And a key thing to remember is that GPM is open sourced and also aimed to be developed based on a collaborative effort with industry leaders. This will hopefully reduce the resistance from clients to add further environmental measurements and analysis into their business processes, and gain the recognition from both th
e business and
environmental communities on their efforts.
What’s the next big step you’d like to see in BPM?
One word: Simplification. For a field of knowledge aimed at achieving efficiency and increase in productivity, the tools and strategies under the BPM umbrella hasn’t been very efficient. BPMN 2.0 was a testament to this where it became overly technical, hence losing its greatest audience: decision makers. In times where organisations are working on limited time, limited capital and limited flexibility, BPM should start looking at ways to developed focused strategies for different industries, to ensure “relevant” implementation BPM strategies that will deliver results much more efficiently and more focused.
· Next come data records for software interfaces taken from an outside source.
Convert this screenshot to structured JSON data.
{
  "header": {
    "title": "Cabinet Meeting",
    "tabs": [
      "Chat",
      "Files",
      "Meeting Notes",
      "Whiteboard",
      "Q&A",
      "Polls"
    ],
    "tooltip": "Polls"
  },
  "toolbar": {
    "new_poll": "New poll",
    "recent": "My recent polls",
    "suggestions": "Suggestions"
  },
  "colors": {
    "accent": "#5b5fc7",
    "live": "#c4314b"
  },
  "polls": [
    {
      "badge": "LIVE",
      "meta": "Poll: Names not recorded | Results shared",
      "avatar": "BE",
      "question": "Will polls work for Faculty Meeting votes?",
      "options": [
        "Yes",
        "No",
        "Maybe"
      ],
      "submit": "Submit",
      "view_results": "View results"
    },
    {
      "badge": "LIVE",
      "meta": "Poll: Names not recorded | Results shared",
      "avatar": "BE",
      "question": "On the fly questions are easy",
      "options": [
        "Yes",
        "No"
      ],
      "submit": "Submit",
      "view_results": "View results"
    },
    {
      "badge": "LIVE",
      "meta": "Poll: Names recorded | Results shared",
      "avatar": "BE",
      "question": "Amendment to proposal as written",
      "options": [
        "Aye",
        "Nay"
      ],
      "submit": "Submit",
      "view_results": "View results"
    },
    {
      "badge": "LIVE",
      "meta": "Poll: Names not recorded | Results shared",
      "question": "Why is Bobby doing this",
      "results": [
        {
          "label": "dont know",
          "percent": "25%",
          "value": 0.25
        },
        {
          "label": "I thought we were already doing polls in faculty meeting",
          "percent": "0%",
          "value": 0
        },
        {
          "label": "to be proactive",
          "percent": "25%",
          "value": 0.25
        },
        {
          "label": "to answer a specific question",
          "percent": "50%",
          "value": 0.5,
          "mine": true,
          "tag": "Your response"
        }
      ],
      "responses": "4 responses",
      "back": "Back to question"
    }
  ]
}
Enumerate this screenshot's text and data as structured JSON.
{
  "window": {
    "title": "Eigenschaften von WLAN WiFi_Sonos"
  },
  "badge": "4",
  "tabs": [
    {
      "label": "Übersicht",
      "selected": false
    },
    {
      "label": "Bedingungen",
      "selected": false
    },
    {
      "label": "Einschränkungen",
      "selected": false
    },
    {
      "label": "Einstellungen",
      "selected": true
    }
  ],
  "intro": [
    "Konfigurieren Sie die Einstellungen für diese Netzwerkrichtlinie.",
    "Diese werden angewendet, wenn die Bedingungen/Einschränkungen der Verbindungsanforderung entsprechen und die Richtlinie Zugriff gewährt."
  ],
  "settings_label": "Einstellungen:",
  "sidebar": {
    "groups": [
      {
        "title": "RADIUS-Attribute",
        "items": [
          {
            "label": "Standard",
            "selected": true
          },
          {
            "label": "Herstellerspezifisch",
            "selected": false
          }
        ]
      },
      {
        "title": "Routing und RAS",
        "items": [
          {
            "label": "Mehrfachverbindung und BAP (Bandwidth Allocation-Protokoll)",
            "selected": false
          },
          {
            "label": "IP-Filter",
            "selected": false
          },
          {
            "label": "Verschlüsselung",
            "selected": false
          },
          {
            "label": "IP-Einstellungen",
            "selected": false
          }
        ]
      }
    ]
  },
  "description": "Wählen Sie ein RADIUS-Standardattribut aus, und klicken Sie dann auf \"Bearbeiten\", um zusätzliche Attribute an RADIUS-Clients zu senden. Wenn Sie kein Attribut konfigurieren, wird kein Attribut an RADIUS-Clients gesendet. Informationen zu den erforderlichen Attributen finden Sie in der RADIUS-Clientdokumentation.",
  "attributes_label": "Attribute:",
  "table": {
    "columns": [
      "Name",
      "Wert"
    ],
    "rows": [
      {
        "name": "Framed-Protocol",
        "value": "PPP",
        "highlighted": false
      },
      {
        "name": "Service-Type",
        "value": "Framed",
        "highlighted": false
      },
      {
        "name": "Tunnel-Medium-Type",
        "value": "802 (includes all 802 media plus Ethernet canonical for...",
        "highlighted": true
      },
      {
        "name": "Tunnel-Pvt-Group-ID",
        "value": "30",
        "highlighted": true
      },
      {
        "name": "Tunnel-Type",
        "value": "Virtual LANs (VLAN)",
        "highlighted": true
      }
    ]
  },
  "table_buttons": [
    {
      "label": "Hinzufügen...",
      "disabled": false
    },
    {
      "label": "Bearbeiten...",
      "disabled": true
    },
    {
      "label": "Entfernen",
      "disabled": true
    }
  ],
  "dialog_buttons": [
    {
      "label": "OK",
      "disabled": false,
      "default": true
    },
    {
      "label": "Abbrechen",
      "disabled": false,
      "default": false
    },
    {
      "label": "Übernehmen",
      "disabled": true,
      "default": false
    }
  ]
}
I admit that process automation has changed the way we work for the better, but as a result BPM initiatives tend to be heavily IT focused. What is the impact? Well, leaders tend to take significantly longer to make decisions to deploy BPM based projects, just because they don’t fully understand the information presented to them. Many can argue that BPM education for managers and leaders would help address this issue, but I see that as a longer term strategy. Talking in the “now”, BPM should start focusing on the audience and ensuring that the audience can draw a conclusion and a decision much more efficiently.
When can we get our hands on the BOK?
That’s a great question Theo. I just want to remind people that the vision, goals and objectives has been defined in the GPM Manifesto, and a basic structure of the document has commenced. At this stage, it has been developed by a group of dedicated and passionate people within the GPM community and me. But as I mentioned before, the aim is for collaboration and right now we’re inviting both the environmental and BPM communities to express interest if they would like to contribute to the BOK. The board has agreed that we are accepting Letter of Intent from organisations and individuals looking to contribute to the GPM BOK, and we will be commencing the first stage of developments in Q3 of 2010.
Finally, what next for Saiful Nasir?
Like many around this time of the year, I have a few new years resolution this year. Apart from reducing my waistline, taking up photography more avidly, plant more in my veggie patch, and spending time with my family, I would really like to take GPM into the next stage: the establishment of a not for profit organisation called the GPM Institute. We’re at the stage where we’re getting the legal documents finalised, and once that’s confirmed we will be running with all hands on deck. I would like to also contribute more to the BPM community and meeting people like yourself Theo has inspired me even more. If anything, this is a year of giving back, and I truly believe 2010 is the year for me to achieve this.